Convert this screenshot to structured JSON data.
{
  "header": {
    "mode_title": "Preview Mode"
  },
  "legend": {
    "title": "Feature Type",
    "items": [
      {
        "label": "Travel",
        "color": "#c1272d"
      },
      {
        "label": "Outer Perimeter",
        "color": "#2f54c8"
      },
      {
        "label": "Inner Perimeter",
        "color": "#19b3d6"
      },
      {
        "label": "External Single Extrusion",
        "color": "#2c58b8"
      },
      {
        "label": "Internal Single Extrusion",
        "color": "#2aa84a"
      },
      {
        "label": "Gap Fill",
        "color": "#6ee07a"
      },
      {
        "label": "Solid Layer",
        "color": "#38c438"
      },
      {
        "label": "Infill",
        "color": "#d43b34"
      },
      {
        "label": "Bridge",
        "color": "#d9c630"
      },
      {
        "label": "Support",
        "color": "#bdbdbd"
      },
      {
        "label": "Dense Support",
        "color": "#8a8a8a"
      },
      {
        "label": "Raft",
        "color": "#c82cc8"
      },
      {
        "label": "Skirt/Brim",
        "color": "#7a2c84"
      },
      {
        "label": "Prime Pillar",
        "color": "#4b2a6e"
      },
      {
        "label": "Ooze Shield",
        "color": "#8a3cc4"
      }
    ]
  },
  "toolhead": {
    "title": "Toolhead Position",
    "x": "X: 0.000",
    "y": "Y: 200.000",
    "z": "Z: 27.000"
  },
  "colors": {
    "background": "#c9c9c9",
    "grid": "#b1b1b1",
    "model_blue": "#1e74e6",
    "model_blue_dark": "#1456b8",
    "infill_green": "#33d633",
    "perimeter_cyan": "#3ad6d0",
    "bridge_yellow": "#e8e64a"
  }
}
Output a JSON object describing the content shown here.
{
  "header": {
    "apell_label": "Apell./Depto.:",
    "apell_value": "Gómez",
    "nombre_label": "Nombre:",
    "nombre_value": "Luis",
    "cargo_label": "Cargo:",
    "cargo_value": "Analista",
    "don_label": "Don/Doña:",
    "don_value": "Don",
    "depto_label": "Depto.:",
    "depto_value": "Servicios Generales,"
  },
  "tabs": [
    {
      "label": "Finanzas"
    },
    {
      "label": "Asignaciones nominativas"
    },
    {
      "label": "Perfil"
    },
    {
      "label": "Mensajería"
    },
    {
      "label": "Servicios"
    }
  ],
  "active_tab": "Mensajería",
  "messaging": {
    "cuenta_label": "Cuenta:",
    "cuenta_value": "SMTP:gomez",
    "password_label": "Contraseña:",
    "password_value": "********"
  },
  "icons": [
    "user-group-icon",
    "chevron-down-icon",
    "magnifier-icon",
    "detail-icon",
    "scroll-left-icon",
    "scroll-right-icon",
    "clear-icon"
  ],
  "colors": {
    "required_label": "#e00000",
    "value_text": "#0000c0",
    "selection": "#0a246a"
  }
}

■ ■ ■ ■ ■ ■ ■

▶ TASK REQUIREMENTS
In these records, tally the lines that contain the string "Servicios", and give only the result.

▶ RESPONSE FOR THIS EXERCISE
2